> **What the task requires**
Reproduce the records below in their entirety, character for character.

(Available data begins)

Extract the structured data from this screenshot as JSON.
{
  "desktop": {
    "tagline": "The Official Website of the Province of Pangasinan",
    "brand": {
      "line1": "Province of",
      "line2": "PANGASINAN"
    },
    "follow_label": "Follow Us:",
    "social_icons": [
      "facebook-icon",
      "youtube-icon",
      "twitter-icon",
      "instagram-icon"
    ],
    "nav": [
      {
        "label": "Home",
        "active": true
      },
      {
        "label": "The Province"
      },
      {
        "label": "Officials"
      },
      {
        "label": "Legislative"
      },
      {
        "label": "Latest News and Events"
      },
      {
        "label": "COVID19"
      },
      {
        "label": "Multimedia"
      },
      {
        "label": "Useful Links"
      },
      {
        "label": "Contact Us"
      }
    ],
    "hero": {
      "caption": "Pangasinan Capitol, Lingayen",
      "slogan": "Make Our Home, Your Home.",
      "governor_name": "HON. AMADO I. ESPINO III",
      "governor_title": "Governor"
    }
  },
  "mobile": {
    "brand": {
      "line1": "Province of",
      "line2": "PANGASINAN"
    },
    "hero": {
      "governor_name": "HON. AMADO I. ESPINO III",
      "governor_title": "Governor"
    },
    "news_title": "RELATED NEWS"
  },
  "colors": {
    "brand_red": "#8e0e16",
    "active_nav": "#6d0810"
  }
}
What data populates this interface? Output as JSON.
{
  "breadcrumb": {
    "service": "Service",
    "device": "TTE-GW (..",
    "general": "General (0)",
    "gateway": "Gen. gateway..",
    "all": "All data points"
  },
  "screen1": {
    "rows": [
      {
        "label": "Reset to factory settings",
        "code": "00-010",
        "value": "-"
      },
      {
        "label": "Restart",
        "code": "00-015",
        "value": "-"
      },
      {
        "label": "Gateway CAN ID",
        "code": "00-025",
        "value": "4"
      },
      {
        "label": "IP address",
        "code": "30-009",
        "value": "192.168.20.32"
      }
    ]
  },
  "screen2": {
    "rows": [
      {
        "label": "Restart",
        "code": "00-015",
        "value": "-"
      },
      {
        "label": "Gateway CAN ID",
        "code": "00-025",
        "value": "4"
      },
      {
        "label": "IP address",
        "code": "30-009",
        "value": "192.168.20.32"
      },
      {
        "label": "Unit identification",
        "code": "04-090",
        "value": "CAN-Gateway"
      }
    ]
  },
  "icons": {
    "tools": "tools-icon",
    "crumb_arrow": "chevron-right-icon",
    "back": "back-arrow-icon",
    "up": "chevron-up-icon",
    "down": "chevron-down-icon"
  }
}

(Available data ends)

> **Solution to the exercise**
Extract the structured data from this screenshot as JSON.
{
  "desktop": {
    "tagline": "The Official Website of the Province of Pangasinan",
    "brand": {
      "line1": "Province of",
      "line2": "PANGASINAN"
    },
    "follow_label": "Follow Us:",
    "social_icons": [
      "facebook-icon",
      "youtube-icon",
      "twitter-icon",
      "instagram-icon"
    ],
    "nav": [
      {
        "label": "Home",
        "active": true
      },
      {
        "label": "The Province"
      },
      {
        "label": "Officials"
      },
      {
        "label": "Legislative"
      },
      {
        "label": "Latest News and Events"
      },
      {
        "label": "COVID19"
      },
      {
        "label": "Multimedia"
      },
      {
        "label": "Useful Links"
      },
      {
        "label": "Contact Us"
      }
    ],
    "hero": {
      "caption": "Pangasinan Capitol, Lingayen",
      "slogan": "Make Our Home, Your Home.",
      "governor_name": "HON. AMADO I. ESPINO III",
      "governor_title": "Governor"
    }
  },
  "mobile": {
    "brand": {
      "line1": "Province of",
      "line2": "PANGASINAN"
    },
    "hero": {
      "governor_name": "HON. AMADO I. ESPINO III",
      "governor_title": "Governor"
    },
    "news_title": "RELATED NEWS"
  },
  "colors": {
    "brand_red": "#8e0e16",
    "active_nav": "#6d0810"
  }
}
What data populates this interface? Output as JSON.
{
  "breadcrumb": {
    "service": "Service",
    "device": "TTE-GW (..",
    "general": "General (0)",
    "gateway": "Gen. gateway..",
    "all": "All data points"
  },
  "screen1": {
    "rows": [
      {
        "label": "Reset to factory settings",
        "code": "00-010",
        "value": "-"
      },
      {
        "label": "Restart",
        "code": "00-015",
        "value": "-"
      },
      {
        "label": "Gateway CAN ID",
        "code": "00-025",
        "value": "4"
      },
      {
        "label": "IP address",
        "code": "30-009",
        "value": "192.168.20.32"
      }
    ]
  },
  "screen2": {
    "rows": [
      {
        "label": "Restart",
        "code": "00-015",
        "value": "-"
      },
      {
        "label": "Gateway CAN ID",
        "code": "00-025",
        "value": "4"
      },
      {
        "label": "IP address",
        "code": "30-009",
        "value": "192.168.20.32"
      },
      {
        "label": "Unit identification",
        "code": "04-090",
        "value": "CAN-Gateway"
      }
    ]
  },
  "icons": {
    "tools": "tools-icon",
    "crumb_arrow": "chevron-right-icon",
    "back": "back-arrow-icon",
    "up": "chevron-up-icon",
    "down": "chevron-down-icon"
  }
}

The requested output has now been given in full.